At least, that’s what I figured until all of the well-wishes started pouring in.
Recently, and with increasing frequency, I’ve been on the receiving end of e-mails and comments with words of encouragement for Western States. What’s more, many of them are from random people I’ve never met before, or who I hadn’t realized were following my little adventure, either through these Herald articles, or via the Internet.
Several years back, I participated in a high school ministry program.

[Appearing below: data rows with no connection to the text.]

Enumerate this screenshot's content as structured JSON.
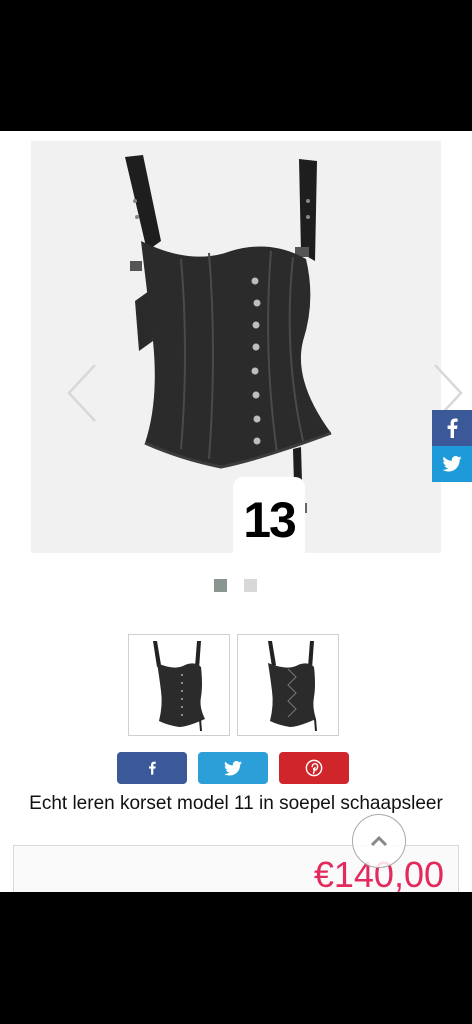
{
  "gallery": {
    "image_name": "corset-main-image",
    "counter": "13",
    "prev_icon": "chevron-left-icon",
    "next_icon": "chevron-right-icon",
    "dots": [
      {
        "state": "active"
      },
      {
        "state": "inactive"
      }
    ]
  },
  "side_share": {
    "facebook_icon": "facebook-icon",
    "twitter_icon": "twitter-icon"
  },
  "thumbnails": [
    {
      "name": "front-view"
    },
    {
      "name": "back-view"
    }
  ],
  "share": {
    "buttons": [
      {
        "icon": "facebook-icon",
        "color": "#3b5998"
      },
      {
        "icon": "twitter-icon",
        "color": "#2d9fd8"
      },
      {
        "icon": "pinterest-icon",
        "color": "#d0252b"
      }
    ]
  },
  "product": {
    "title": "Echt leren korset model 11 in soepel schaapsleer",
    "price": "€140,00"
  },
  "colors": {
    "price": "#e22a5c",
    "facebook": "#3b5998",
    "twitter": "#1e9ad8",
    "pinterest": "#d0252b"
  }
}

One of the coolest things we did occurred whenever a senior left the group for college; it was something we called “affirmation bombardment”.
The student sat in a chair in front of the whole group – then one at a time, each person in the room told that kid something he (or she) liked about him (or her). The comments typically started with trivial thoughts, like admiring the kid’s haircut - but as the session continued, the sentiments invariably grew more profound, speaking to the person’s personality and character, and his or her ability to succeed in the larger world after leaving the comforting surroundings of home.
It never failed to be an incredibly uplifting scene: some anxious kid preparing for an unimaginable adventure, having his spirits boosted by a group of people who care about him, gaining confidence for the journey ahead. Those nights were my favorite part of the ministry – and they’re a memory I’ve been reminded of with all of this Western States business over the past couple of weeks.
Soliciting encouragement from others was never an intent of this series – but now that it’s happened, I admit that it feels pretty darn cool. With a challenge of this scope, it’s definitely nice to know that a group of people are cheering for you.
So if you’re one of the folks who has unexpectedly dropped me a kind word lately: thanks very much for the affirmation. You’ve boosted my spirits in a hundred tiny doses, and given me increased confidence for the journey ahead. All of these things will definitely come in handy on June 28th.
June 22, 2008
“Over and in, last call for sin -